On Friday, Arctic Monkeys’ sixth LP Tranquility Base Hotel + Casino became the fastest-selling vinyl of the last 25 years.
The set, which was lovingly pressed in black, clear, silver and gold formats, shifted 24,500 copies on wax here in the UK in its first week, surpassing the 16,000 units Liam Gallagher’s As You Were clocked up in October 2017.
And, with the likes of Sainsburys launching a vinyl-only compilations label, Record Store Day 2018 reaching more people than ever and general sales of the format soaring to over one million units last year, there’s no doubt wax is back.
Pop culture writer Jennifer Otter Bickerdike recently dropped her tome, Why Vinyl Matters: A Manifesto From Musicians and Fans, to celebrate its rich history – and promising future.
In it, she outlines the importance of the LP’s resurgence as the primary physical format in a wholly digital era, and includes interviews with iconic hip-hop stars, indie legends, DJs, producers and more.
Here, she shares her thoughts on vinyl’s enduring place in our hearts and on our stereos…
Briefly, how important has the format been for the evolution of modern music?
Vinyl is crucial for the evolution of modern music. What streaming and downloading have done is make there be too many choices, and too few bands who will be iconic in a decade or more – think Rolling Stones, Radiohead, Jay-Z. Everything is disposable and throw away – or virtual! So, the physicality of vinyl helps create a more substantial bond between fan and artist in a very material, tangible way.
Was it ever really made obsolete by the CD?
Yes, for the general consumer public. However, small pockets of subcultures and niche markets, like dance and hip-hop, kept it going through the lean times.
Where did the industry go wrong with vinyl during it’s declining years?
It’s not that it went ‘wrong,’ it is that humans often love the new, shiny and ‘superior’ quality that marketing tells us we need in our life. CDs provided all of those attributes, plus they were smaller and easier to travel with than any record could be.
What do you think have been the key contributors to its resurgence?
People miss having a visual and physical representation of who they are in their homes. Records provide this in a unique way.
What does this resurgence mean for music-makers today?

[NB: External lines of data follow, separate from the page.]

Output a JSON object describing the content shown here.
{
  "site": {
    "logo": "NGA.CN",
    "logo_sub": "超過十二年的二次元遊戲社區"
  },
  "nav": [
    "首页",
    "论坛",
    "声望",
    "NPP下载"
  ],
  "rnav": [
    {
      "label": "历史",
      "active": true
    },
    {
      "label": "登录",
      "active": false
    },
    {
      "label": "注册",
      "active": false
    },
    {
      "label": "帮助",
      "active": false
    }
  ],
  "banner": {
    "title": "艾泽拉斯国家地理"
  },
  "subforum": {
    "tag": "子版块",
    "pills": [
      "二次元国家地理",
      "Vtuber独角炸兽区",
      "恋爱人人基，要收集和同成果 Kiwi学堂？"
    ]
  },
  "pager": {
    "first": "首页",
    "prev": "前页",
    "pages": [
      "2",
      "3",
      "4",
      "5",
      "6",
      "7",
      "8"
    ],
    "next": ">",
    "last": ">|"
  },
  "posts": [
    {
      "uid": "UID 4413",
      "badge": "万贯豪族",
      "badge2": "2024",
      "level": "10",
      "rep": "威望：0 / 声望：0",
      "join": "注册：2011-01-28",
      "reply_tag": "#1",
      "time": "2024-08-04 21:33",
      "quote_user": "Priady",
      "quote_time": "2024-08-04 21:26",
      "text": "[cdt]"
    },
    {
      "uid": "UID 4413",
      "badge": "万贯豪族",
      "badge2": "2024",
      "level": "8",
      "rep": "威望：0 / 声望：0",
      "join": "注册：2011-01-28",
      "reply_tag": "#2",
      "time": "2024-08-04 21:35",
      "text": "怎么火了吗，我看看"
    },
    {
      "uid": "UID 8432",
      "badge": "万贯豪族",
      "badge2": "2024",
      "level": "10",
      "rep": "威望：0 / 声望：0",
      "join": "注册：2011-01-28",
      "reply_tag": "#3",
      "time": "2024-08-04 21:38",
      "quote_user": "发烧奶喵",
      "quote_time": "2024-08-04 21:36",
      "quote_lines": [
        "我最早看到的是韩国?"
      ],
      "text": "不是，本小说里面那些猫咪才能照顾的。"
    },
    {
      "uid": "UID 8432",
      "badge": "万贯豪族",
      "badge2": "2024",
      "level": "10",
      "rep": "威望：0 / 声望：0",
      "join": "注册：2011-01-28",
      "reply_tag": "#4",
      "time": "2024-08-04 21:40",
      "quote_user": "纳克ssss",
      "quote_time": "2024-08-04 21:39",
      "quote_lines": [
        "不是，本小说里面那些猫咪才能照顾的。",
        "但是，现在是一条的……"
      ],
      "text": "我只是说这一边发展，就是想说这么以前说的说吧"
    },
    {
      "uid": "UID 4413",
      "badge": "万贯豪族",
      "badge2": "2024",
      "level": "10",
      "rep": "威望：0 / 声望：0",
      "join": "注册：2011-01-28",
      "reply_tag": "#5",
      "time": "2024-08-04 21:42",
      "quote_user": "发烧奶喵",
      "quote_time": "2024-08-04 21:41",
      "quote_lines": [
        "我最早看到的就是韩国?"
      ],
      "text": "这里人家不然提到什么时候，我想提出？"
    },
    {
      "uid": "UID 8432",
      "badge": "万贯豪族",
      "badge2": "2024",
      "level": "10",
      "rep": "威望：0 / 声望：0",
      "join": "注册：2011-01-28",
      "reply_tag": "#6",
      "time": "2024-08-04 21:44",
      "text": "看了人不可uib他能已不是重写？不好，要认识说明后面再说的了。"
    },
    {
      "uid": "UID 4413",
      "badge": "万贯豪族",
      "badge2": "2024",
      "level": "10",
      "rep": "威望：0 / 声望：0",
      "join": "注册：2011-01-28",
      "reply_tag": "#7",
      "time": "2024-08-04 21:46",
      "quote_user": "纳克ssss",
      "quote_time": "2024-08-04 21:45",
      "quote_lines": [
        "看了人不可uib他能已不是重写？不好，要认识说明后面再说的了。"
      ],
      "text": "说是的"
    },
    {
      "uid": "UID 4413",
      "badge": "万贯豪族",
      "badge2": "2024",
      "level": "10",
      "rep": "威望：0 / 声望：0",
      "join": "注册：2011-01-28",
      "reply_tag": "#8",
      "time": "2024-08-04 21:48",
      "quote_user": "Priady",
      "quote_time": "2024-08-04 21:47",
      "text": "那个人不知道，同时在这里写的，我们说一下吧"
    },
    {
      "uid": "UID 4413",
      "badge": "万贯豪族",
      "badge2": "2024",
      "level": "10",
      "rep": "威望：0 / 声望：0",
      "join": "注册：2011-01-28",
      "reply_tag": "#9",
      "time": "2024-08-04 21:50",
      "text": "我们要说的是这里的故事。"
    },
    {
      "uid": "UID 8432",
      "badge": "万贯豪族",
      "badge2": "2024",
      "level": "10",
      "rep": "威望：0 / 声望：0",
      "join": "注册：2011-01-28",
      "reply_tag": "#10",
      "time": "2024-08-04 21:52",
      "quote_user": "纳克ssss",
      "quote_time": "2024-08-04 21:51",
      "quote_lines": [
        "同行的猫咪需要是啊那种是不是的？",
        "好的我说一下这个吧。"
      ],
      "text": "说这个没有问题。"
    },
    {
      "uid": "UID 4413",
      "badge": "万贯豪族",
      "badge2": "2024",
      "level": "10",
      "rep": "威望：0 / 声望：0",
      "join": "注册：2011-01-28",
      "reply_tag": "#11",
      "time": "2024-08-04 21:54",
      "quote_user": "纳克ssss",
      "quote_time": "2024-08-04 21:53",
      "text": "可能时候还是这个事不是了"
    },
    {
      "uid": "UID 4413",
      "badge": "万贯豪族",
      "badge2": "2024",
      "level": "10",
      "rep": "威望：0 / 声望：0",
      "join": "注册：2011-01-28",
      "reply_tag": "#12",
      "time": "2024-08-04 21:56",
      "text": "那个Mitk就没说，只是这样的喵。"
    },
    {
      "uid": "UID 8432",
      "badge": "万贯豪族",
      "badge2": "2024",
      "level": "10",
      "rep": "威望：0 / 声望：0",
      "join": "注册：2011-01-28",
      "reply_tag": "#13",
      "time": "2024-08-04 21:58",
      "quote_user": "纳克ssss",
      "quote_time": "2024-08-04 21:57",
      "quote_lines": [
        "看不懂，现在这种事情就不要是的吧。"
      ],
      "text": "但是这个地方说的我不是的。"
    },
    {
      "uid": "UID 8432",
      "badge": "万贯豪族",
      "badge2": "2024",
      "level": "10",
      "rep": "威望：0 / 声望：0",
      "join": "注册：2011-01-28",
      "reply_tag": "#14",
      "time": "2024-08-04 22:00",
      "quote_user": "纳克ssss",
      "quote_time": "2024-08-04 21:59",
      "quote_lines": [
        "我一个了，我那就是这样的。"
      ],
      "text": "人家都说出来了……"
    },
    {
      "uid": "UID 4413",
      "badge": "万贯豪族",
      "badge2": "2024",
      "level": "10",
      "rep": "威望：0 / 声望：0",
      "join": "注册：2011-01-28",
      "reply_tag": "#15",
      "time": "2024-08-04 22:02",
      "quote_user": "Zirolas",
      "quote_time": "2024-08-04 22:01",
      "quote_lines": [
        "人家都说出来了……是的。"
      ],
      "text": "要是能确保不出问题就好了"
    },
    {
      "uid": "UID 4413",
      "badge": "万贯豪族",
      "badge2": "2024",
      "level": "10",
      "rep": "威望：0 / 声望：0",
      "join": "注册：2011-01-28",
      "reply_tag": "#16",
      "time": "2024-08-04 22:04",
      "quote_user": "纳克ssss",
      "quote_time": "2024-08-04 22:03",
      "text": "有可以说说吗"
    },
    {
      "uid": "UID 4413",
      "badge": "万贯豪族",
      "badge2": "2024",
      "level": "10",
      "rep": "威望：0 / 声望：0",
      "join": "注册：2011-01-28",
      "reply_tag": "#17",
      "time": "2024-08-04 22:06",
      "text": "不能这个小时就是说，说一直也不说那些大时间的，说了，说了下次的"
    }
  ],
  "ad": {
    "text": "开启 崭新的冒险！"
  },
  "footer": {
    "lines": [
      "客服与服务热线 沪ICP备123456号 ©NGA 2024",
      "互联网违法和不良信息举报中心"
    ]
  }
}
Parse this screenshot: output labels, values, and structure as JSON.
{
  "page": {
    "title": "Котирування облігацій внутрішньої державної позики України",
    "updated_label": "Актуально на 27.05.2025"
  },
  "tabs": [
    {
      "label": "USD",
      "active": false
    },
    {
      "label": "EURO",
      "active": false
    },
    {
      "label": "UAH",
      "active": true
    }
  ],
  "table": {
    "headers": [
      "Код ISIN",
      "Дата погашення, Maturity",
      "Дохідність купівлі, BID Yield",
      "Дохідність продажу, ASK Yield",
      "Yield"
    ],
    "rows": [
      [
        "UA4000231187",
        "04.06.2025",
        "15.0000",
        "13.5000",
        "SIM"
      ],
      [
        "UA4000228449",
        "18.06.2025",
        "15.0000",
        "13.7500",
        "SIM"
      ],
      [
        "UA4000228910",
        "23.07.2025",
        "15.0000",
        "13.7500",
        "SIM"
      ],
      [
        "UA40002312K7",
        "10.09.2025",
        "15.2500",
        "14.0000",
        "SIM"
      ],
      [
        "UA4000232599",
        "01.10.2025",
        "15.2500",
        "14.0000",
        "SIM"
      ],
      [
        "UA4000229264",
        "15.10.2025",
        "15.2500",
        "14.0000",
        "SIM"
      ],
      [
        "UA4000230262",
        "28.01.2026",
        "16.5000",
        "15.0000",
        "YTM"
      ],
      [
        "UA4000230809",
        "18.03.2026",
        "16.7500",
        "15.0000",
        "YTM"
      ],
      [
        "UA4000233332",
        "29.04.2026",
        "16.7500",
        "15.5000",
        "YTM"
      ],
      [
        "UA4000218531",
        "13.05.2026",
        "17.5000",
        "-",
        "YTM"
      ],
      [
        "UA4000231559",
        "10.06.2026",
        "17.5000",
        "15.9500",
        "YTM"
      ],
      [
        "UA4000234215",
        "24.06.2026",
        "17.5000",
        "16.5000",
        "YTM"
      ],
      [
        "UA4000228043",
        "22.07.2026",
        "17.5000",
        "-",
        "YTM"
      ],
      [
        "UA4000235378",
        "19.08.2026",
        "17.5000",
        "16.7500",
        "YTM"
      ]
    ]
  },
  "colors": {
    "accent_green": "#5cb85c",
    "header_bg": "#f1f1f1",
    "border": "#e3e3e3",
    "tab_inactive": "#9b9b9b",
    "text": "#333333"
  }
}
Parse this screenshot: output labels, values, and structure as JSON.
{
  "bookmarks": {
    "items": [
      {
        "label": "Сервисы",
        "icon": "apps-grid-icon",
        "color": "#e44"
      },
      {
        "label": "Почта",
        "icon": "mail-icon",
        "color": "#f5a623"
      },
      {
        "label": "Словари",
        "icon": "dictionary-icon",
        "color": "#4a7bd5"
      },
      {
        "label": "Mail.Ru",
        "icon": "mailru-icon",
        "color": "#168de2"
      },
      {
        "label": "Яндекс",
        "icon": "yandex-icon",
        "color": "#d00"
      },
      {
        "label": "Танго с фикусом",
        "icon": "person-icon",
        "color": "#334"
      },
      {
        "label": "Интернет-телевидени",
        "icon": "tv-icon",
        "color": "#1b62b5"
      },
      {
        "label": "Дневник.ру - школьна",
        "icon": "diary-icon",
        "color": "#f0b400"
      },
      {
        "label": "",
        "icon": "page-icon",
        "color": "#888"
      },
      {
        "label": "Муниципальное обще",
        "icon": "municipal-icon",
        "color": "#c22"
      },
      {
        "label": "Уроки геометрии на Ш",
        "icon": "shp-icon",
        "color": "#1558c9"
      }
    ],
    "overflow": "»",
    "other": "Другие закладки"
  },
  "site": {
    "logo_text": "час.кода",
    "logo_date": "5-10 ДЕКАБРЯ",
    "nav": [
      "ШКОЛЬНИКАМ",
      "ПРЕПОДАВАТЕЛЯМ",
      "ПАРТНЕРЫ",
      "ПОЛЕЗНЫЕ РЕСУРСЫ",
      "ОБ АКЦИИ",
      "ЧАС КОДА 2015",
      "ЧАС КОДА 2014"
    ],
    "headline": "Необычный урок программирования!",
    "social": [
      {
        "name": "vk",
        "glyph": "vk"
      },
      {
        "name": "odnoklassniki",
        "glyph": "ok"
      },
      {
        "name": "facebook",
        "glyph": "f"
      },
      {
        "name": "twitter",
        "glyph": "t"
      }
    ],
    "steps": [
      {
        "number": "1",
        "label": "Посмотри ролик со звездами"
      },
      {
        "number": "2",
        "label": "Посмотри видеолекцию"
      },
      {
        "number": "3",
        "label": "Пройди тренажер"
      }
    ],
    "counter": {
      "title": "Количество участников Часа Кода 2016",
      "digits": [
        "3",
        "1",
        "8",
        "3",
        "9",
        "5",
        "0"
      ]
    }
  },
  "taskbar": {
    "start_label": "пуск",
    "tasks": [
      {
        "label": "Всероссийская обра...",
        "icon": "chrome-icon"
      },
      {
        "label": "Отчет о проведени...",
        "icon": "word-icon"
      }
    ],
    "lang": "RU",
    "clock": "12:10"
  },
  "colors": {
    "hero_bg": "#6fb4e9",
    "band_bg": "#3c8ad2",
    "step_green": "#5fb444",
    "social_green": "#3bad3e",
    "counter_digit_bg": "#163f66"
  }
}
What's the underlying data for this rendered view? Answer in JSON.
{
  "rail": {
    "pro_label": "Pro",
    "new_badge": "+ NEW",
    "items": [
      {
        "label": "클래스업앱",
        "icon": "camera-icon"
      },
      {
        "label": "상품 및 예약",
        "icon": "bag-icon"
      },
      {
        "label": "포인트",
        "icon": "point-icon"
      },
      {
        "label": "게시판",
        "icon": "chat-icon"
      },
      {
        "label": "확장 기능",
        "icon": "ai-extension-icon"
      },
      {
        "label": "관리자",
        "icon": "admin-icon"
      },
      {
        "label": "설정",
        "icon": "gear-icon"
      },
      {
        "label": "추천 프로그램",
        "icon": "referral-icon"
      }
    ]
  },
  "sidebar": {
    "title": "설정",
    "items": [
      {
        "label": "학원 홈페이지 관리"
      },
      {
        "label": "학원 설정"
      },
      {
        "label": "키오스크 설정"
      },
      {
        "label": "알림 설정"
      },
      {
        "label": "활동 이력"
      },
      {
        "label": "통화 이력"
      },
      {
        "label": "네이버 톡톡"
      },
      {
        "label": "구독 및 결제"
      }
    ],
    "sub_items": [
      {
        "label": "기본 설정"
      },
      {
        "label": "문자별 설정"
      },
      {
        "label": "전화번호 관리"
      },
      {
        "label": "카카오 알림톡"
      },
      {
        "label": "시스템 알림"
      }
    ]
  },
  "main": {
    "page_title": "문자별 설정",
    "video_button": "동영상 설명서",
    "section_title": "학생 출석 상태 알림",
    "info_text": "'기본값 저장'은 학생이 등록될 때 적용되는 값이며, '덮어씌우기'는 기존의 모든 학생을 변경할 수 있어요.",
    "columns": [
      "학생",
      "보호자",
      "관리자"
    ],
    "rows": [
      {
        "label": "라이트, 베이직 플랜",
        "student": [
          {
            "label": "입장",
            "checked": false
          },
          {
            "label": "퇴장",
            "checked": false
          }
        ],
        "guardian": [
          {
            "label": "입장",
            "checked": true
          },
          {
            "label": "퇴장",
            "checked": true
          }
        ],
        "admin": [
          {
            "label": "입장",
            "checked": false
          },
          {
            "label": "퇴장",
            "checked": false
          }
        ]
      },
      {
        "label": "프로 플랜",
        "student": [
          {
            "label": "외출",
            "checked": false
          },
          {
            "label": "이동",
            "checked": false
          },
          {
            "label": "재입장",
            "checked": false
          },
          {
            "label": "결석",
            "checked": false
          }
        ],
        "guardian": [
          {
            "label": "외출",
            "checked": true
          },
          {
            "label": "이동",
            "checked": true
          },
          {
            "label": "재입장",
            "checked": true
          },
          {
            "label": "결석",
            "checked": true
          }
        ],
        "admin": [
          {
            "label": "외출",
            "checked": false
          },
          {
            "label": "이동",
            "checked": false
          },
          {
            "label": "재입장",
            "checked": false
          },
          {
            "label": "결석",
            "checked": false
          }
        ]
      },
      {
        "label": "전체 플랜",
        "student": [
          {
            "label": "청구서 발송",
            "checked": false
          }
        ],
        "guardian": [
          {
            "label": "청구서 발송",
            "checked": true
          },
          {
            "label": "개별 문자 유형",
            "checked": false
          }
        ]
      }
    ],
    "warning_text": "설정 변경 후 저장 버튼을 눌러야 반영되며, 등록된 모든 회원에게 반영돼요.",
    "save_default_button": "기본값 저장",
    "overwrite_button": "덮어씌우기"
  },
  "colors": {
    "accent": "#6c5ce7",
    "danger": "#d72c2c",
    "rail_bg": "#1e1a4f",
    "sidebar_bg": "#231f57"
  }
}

Labels and artists have to consider creating a vinyl format for any new release.
Where do you think demand will plateau?
It won’t. It will change, but it will continue. Every year, people say it has to drop – but it just keeps getting bigger. It will never be the main way for the public to consume music, but it will continue to grow in popularity until something else better comes along which fulfills the same human needs as the vinyl record.
Is there really a crisis at the pressing plants due to rising demand, and what should be done to reduce this bottleneck?
Yes, there is, but more pressing plants are coming online to relieve that, which is great.
You spoke to loads of characters for the book – what’s the best insight you garnered?
We all got into music via a specific record which made a lasting impression on us.
Why Vinyl Matters is out now via ACC Publishing